START SUPPLIED DATA
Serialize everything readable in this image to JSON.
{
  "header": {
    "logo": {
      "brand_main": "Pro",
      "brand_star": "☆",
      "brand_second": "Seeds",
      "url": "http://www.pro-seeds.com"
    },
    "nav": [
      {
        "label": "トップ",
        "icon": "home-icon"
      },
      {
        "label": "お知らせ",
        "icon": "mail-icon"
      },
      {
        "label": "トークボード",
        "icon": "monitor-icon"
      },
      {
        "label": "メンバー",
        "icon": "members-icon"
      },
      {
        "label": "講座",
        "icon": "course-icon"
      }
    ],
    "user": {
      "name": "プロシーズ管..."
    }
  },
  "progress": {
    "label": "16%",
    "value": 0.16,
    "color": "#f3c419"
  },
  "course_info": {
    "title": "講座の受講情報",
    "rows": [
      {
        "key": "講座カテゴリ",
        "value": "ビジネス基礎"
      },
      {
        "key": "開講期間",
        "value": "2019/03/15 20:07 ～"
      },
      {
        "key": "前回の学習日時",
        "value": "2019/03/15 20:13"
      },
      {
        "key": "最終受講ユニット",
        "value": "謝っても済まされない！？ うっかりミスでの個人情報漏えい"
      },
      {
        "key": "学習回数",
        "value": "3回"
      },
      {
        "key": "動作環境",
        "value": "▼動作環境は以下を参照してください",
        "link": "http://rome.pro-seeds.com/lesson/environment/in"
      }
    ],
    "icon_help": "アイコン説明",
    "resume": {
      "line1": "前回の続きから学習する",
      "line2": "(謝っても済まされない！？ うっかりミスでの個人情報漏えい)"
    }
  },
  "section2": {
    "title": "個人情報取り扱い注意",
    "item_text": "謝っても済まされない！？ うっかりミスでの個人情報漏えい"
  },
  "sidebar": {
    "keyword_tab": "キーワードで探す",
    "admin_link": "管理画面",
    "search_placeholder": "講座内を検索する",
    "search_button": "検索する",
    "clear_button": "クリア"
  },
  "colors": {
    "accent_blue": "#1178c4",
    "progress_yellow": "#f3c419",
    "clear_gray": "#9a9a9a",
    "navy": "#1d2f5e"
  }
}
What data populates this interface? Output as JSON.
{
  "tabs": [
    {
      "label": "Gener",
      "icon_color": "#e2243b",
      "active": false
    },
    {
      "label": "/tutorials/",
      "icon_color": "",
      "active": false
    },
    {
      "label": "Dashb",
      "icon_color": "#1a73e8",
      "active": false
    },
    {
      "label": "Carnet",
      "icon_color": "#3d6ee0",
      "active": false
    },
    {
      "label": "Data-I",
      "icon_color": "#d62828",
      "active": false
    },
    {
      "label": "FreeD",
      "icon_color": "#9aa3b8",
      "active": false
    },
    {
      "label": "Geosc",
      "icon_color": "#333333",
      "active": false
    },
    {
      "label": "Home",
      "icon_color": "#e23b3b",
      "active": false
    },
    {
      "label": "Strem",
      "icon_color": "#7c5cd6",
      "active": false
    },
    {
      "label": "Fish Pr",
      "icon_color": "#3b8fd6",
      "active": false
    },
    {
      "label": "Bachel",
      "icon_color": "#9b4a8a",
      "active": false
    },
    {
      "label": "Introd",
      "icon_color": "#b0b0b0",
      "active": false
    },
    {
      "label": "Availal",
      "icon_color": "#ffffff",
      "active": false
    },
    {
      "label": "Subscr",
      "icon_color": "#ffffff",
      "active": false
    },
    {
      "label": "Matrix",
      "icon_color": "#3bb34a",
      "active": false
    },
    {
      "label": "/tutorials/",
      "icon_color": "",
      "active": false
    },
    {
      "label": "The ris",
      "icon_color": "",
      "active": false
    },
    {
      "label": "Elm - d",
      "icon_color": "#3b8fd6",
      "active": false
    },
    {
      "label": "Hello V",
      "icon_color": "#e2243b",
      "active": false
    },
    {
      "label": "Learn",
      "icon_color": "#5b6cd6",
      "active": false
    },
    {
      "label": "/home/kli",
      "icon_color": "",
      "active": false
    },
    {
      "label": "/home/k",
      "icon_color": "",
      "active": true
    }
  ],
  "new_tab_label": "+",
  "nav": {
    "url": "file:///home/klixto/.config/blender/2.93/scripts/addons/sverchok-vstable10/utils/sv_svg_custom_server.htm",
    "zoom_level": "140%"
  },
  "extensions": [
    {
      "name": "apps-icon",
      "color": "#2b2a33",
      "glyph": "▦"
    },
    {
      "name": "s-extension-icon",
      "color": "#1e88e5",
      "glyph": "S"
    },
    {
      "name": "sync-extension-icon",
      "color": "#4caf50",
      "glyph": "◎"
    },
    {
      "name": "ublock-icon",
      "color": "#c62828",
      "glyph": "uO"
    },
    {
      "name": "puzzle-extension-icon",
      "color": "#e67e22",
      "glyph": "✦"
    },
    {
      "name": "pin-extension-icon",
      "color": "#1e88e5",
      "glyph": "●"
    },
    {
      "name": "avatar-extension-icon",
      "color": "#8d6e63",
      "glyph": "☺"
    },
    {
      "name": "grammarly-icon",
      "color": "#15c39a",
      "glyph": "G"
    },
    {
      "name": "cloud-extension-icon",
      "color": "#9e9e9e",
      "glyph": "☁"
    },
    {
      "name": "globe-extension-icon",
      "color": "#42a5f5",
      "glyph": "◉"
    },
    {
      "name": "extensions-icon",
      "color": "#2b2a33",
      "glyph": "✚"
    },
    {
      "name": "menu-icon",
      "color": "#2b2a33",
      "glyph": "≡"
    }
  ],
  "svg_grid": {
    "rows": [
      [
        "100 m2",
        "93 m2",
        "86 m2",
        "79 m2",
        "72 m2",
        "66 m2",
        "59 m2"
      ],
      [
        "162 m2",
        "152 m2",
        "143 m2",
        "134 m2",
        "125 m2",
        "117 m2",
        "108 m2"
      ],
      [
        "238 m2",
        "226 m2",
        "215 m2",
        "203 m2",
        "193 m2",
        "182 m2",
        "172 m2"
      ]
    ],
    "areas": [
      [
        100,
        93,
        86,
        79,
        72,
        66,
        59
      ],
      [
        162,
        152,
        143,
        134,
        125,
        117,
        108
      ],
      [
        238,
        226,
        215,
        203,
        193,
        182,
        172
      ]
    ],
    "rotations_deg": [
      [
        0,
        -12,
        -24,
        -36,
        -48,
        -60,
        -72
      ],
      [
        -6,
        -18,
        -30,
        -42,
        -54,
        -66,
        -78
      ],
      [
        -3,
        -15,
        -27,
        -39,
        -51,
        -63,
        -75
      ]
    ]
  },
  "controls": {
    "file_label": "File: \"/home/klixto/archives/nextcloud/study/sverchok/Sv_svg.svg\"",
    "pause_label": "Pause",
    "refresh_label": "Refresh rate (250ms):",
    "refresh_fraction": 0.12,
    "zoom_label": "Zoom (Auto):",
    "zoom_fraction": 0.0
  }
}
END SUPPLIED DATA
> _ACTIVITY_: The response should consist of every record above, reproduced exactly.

> _RESPONSE BELOW_:
Serialize everything readable in this image to JSON.
{
  "header": {
    "logo": {
      "brand_main": "Pro",
      "brand_star": "☆",
      "brand_second": "Seeds",
      "url": "http://www.pro-seeds.com"
    },
    "nav": [
      {
        "label": "トップ",
        "icon": "home-icon"
      },
      {
        "label": "お知らせ",
        "icon": "mail-icon"
      },
      {
        "label": "トークボード",
        "icon": "monitor-icon"
      },
      {
        "label": "メンバー",
        "icon": "members-icon"
      },
      {
        "label": "講座",
        "icon": "course-icon"
      }
    ],
    "user": {
      "name": "プロシーズ管..."
    }
  },
  "progress": {
    "label": "16%",
    "value": 0.16,
    "color": "#f3c419"
  },
  "course_info": {
    "title": "講座の受講情報",
    "rows": [
      {
        "key": "講座カテゴリ",
        "value": "ビジネス基礎"
      },
      {
        "key": "開講期間",
        "value": "2019/03/15 20:07 ～"
      },
      {
        "key": "前回の学習日時",
        "value": "2019/03/15 20:13"
      },
      {
        "key": "最終受講ユニット",
        "value": "謝っても済まされない！？ うっかりミスでの個人情報漏えい"
      },
      {
        "key": "学習回数",
        "value": "3回"
      },
      {
        "key": "動作環境",
        "value": "▼動作環境は以下を参照してください",
        "link": "http://rome.pro-seeds.com/lesson/environment/in"
      }
    ],
    "icon_help": "アイコン説明",
    "resume": {
      "line1": "前回の続きから学習する",
      "line2": "(謝っても済まされない！？ うっかりミスでの個人情報漏えい)"
    }
  },
  "section2": {
    "title": "個人情報取り扱い注意",
    "item_text": "謝っても済まされない！？ うっかりミスでの個人情報漏えい"
  },
  "sidebar": {
    "keyword_tab": "キーワードで探す",
    "admin_link": "管理画面",
    "search_placeholder": "講座内を検索する",
    "search_button": "検索する",
    "clear_button": "クリア"
  },
  "colors": {
    "accent_blue": "#1178c4",
    "progress_yellow": "#f3c419",
    "clear_gray": "#9a9a9a",
    "navy": "#1d2f5e"
  }
}
What data populates this interface? Output as JSON.
{
  "tabs": [
    {
      "label": "Gener",
      "icon_color": "#e2243b",
      "active": false
    },
    {
      "label": "/tutorials/",
      "icon_color": "",
      "active": false
    },
    {
      "label": "Dashb",
      "icon_color": "#1a73e8",
      "active": false
    },
    {
      "label": "Carnet",
      "icon_color": "#3d6ee0",
      "active": false
    },
    {
      "label": "Data-I",
      "icon_color": "#d62828",
      "active": false
    },
    {
      "label": "FreeD",
      "icon_color": "#9aa3b8",
      "active": false
    },
    {
      "label": "Geosc",
      "icon_color": "#333333",
      "active": false
    },
    {
      "label": "Home",
      "icon_color": "#e23b3b",
      "active": false
    },
    {
      "label": "Strem",
      "icon_color": "#7c5cd6",
      "active": false
    },
    {
      "label": "Fish Pr",
      "icon_color": "#3b8fd6",
      "active": false
    },
    {
      "label": "Bachel",
      "icon_color": "#9b4a8a",
      "active": false
    },
    {
      "label": "Introd",
      "icon_color": "#b0b0b0",
      "active": false
    },
    {
      "label": "Availal",
      "icon_color": "#ffffff",
      "active": false
    },
    {
      "label": "Subscr",
      "icon_color": "#ffffff",
      "active": false
    },
    {
      "label": "Matrix",
      "icon_color": "#3bb34a",
      "active": false
    },
    {
      "label": "/tutorials/",
      "icon_color": "",
      "active": false
    },
    {
      "label": "The ris",
      "icon_color": "",
      "active": false
    },
    {
      "label": "Elm - d",
      "icon_color": "#3b8fd6",
      "active": false
    },
    {
      "label": "Hello V",
      "icon_color": "#e2243b",
      "active": false
    },
    {
      "label": "Learn",
      "icon_color": "#5b6cd6",
      "active": false
    },
    {
      "label": "/home/kli",
      "icon_color": "",
      "active": false
    },
    {
      "label": "/home/k",
      "icon_color": "",
      "active": true
    }
  ],
  "new_tab_label": "+",
  "nav": {
    "url": "file:///home/klixto/.config/blender/2.93/scripts/addons/sverchok-vstable10/utils/sv_svg_custom_server.htm",
    "zoom_level": "140%"
  },
  "extensions": [
    {
      "name": "apps-icon",
      "color": "#2b2a33",
      "glyph": "▦"
    },
    {
      "name": "s-extension-icon",
      "color": "#1e88e5",
      "glyph": "S"
    },
    {
      "name": "sync-extension-icon",
      "color": "#4caf50",
      "glyph": "◎"
    },
    {
      "name": "ublock-icon",
      "color": "#c62828",
      "glyph": "uO"
    },
    {
      "name": "puzzle-extension-icon",
      "color": "#e67e22",
      "glyph": "✦"
    },
    {
      "name": "pin-extension-icon",
      "color": "#1e88e5",
      "glyph": "●"
    },
    {
      "name": "avatar-extension-icon",
      "color": "#8d6e63",
      "glyph": "☺"
    },
    {
      "name": "grammarly-icon",
      "color": "#15c39a",
      "glyph": "G"
    },
    {
      "name": "cloud-extension-icon",
      "color": "#9e9e9e",
      "glyph": "☁"
    },
    {
      "name": "globe-extension-icon",
      "color": "#42a5f5",
      "glyph": "◉"
    },
    {
      "name": "extensions-icon",
      "color": "#2b2a33",
      "glyph": "✚"
    },
    {
      "name": "menu-icon",
      "color": "#2b2a33",
      "glyph": "≡"
    }
  ],
  "svg_grid": {
    "rows": [
      [
        "100 m2",
        "93 m2",
        "86 m2",
        "79 m2",
        "72 m2",
        "66 m2",
        "59 m2"
      ],
      [
        "162 m2",
        "152 m2",
        "143 m2",
        "134 m2",
        "125 m2",
        "117 m2",
        "108 m2"
      ],
      [
        "238 m2",
        "226 m2",
        "215 m2",
        "203 m2",
        "193 m2",
        "182 m2",
        "172 m2"
      ]
    ],
    "areas": [
      [
        100,
        93,
        86,
        79,
        72,
        66,
        59
      ],
      [
        162,
        152,
        143,
        134,
        125,
        117,
        108
      ],
      [
        238,
        226,
        215,
        203,
        193,
        182,
        172
      ]
    ],
    "rotations_deg": [
      [
        0,
        -12,
        -24,
        -36,
        -48,
        -60,
        -72
      ],
      [
        -6,
        -18,
        -30,
        -42,
        -54,
        -66,
        -78
      ],
      [
        -3,
        -15,
        -27,
        -39,
        -51,
        -63,
        -75
      ]
    ]
  },
  "controls": {
    "file_label": "File: \"/home/klixto/archives/nextcloud/study/sverchok/Sv_svg.svg\"",
    "pause_label": "Pause",
    "refresh_label": "Refresh rate (250ms):",
    "refresh_fraction": 0.12,
    "zoom_label": "Zoom (Auto):",
    "zoom_fraction": 0.0
  }
}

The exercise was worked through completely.